This is a film review and news site; they're not going to have a staff of people to translate non-English-language speaking films and then subtitle them (especially good translations, if you're thinking of volunteers). I'm just happy to know about the film, and if it's interesting looking to me, I'll just keep an eye on it.

And this is from an English-only speaker. Would I prefer subtitles? Sure...but eventually, I got 'em (see Gate of Ragnarok).

AleksAugust 5, 2013 9:36 AM

Thanks for your input. That being said, it is exactly just that; your input, your opinion on the matter. It doesn't negate my last comment; an article containing a Spanish language trailer with no English subtitles attracting the interest of, solely, Spanish speaking people.
Is it possible that it's a just coincidence? Sure. But so was the falling man (from the beginning of Magnolia) getting shot a few floors through a window by that woman with a shotgun. Pardon the theatrics, that's just my way of saying; I don't buy it.

I'm not demanding anything (wouldn't dream of it) nor am I even complaining, all I did was ask why. To date I haven't received a convincing answer, but seeing as how my interest wasn't that great to begin with (now it's marginal at best) I suggest we just leave it at that.

JoshAugust 16, 2013 9:32 AM

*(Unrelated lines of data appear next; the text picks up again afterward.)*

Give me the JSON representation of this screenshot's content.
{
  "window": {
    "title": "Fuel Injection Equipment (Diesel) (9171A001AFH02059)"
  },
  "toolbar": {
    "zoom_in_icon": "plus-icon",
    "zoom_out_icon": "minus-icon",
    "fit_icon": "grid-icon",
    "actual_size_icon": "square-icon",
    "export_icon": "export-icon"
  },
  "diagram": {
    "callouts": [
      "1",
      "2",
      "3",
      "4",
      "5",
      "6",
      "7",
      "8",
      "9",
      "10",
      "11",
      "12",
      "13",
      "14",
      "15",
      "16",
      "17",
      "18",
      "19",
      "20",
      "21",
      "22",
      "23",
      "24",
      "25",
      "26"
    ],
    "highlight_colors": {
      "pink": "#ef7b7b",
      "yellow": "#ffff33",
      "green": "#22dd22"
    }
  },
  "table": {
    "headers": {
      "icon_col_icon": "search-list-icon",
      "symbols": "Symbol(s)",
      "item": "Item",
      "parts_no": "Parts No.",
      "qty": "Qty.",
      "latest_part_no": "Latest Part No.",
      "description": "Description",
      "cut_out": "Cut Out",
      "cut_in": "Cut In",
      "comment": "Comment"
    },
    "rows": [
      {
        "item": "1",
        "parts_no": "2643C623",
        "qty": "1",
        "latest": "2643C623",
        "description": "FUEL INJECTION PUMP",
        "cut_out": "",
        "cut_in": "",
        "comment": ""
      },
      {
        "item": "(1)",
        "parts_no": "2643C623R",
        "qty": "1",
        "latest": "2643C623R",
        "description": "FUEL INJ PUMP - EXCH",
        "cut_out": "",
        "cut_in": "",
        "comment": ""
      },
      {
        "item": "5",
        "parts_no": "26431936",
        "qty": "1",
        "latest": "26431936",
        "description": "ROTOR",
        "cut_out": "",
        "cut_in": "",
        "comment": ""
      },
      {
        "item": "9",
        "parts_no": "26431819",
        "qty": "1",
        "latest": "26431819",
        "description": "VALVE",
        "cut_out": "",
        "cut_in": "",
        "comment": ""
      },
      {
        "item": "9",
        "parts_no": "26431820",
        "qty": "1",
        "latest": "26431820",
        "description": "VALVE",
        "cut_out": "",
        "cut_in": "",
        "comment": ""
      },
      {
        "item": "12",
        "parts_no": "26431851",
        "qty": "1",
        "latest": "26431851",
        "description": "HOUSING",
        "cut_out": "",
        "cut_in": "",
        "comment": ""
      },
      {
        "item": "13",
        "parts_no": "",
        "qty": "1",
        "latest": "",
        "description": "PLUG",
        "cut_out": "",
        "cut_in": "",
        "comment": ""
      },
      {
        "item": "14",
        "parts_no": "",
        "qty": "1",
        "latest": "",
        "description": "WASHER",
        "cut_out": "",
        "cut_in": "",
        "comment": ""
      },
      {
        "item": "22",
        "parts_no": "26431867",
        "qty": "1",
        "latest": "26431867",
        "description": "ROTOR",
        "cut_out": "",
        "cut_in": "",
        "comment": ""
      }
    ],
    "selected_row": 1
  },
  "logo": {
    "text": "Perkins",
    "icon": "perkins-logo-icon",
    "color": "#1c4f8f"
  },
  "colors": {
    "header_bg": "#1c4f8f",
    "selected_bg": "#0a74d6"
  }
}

"El capullo" makes a retarded and ignorant comment. It reminds me of the moment any tourism ad has one white person in it people call it 'racist' yet when all they show is Cuzco and indigenous people thats ok. You are wrong about the 90%. In fact 20 % of Peruvians are totally white. Then we have the white and indigenous mix where people might "look" white or indigenous, we also have completely indigenous people, as well as black Peruvians and Asian Peruvians. Did you forget about that? Getting all pissed off because a movie has white Peruvians in it is quite childish. They are peruvian like anyone else and I see nothing wrong with having a movie like this. And in the context of the movie, and in the context of Peru at the time, and where the film is taking place (depending on what town in Lima you decide to make a movie you will have VERY different racial groups) it makes sense they are white Peruvians. It would be like making a film about the love of Huayno in Cuzco and having non-indigenous people. Now things of course are different an you can be any race and like any music. But back then things were quite segregated and in fact the massive migration from the Sierra/Andes to Lima did not happen until the 80s. So before that, yes Lima was predominantly white. So get over it. White, black, mixwe are ALL Peruvian which is what makes our country awesome. Don't put down a film just because it shows your fellow country brothers who look different than you. Because that is racism.